04/10/2019 13:51 GMT+7 Email Print Like 0

Clay statues show beautiful folk culture

Phung Dinh Giap in Dong Khe village, Bac Ninh province, has been making clay statues for over 60 years to conserve the beauty of Vietnamese folk culture.
Phung Dinh Giap, 67, is the only artisan in Dong Khe village, Song Ho commune, Thuan Thanh district, who still makes clay statues, a Vietnamese folk toy played with during the Mid-Autumn Festival and used in worship rituals.

In the old days, a set of clay statues, a star-shaped lantern and a paper doctor were indispensable items on the fruit tray of the Mid-Autumn Festival.

A traditional set of statues comprises five images, the Buddha, an old man, a child, a turtle and a bird, each of which has a meaning. The Buddha symbolizes morality and conscience while the old man and child imply the succession of generations. The bird represents the aspiration for freedom and peace, and the turtle is a symbol of immortality and strength.



The clay must be dug at a depth of 2.5 meters to have the required smoothness and cleanliness. Photo: Khanh Long


Shaping the statue is done by hand. Photo: Khanh Long 


A sharp end bamboo stick is used to shape the details of the statue. Photo: Cong Dat


After shaping, the statues are sundried for at least six days. Photo: Khanh Long 


The basic colors of the clay statues are white, yellow, blue, red and black. Photo: Cong Dat 


A set of traditional clay statues. Photo: Khanh Long

According to Giap, the process of making clay figurines requires a lot of steps. The main materials are clay and crepe paper, which is made from tree bark. The clay must be dug at a depth of 2.5 meters to have the required smoothness and cleanliness. The clay is dried, ground into powder and sieved to become smooth and cool. The crepe paper is soaked in water for seven days until it becomes soggy. After that, the clay powder is pounded and kneaded with the paper powder into a soft mixture to be used to shape the statues.

After shaping, the statues are sundried and painted with a mixture of scallop shell powder, sticky rice paste and water. The painted statues are sundried again and then colored mainly with white, black, yellow, blue and red. Although the clay statues are not fired, they are firm and durable.

Clay statues have now lost their popularity, but Phung Dinh Giap is keen on keeping the old craft alive.

“Making clay statues is our family’s craft passed down from one generation to another. I don’t know when the craft was born, but for sure, I will never make it die,” Giap said. “My whole family, including me, my wife and my son, are making and will continue to make clay statues. Given the present loss of popularity of folk toys, we even have to work harder to preserve and revive the craft.”

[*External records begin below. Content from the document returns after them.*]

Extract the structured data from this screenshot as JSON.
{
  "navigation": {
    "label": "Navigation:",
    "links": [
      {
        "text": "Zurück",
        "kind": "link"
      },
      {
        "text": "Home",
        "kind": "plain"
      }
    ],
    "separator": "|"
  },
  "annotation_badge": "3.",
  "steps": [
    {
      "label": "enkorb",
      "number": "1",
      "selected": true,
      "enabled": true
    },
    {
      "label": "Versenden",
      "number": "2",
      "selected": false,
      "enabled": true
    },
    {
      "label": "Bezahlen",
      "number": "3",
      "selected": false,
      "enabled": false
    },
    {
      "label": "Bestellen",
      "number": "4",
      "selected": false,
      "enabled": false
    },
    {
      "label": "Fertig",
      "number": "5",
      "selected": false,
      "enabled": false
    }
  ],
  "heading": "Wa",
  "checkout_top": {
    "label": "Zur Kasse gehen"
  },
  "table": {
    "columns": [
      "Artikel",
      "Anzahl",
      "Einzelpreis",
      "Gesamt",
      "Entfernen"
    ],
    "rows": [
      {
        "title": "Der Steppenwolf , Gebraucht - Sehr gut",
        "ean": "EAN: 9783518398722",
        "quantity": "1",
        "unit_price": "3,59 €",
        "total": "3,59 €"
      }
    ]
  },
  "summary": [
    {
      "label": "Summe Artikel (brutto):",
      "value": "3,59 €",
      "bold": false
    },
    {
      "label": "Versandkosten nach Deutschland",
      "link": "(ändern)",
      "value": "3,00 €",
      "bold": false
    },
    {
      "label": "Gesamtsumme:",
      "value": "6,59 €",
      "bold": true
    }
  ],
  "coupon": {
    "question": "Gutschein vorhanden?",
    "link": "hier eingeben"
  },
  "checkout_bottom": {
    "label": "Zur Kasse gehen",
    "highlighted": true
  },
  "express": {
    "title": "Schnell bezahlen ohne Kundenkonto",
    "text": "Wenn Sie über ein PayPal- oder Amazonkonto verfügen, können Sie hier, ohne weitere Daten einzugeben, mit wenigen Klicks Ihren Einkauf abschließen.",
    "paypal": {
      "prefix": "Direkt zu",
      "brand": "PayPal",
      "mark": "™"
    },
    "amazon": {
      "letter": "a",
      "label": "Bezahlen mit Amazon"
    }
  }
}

A set of clay statues featuring 12 zodiac animals. Photo: Khanh Long


A pair of dove-shaped candle holders used for worship. Photo: Khanh Long


A dragon statue in the set of 12 zodiac animals. Photo: Khanh Long


A bird on the back of a buffalo, a familiar image in every Vietnamese village . Photo: Khanh Long


A sophisticatedly shaped rooster. Photo: Cong Dat


The statue of a rhino is shaped by hand. Photo: Cong Dat


A beautiful turtle-shaped ashtray. Photo: Cong Dat


Cute dogs. Photo: Cong Dat

Clay statues created by artisan Phung Dinh Giap. Photo: Cong Dat 

By Khanh Long & Cong Dat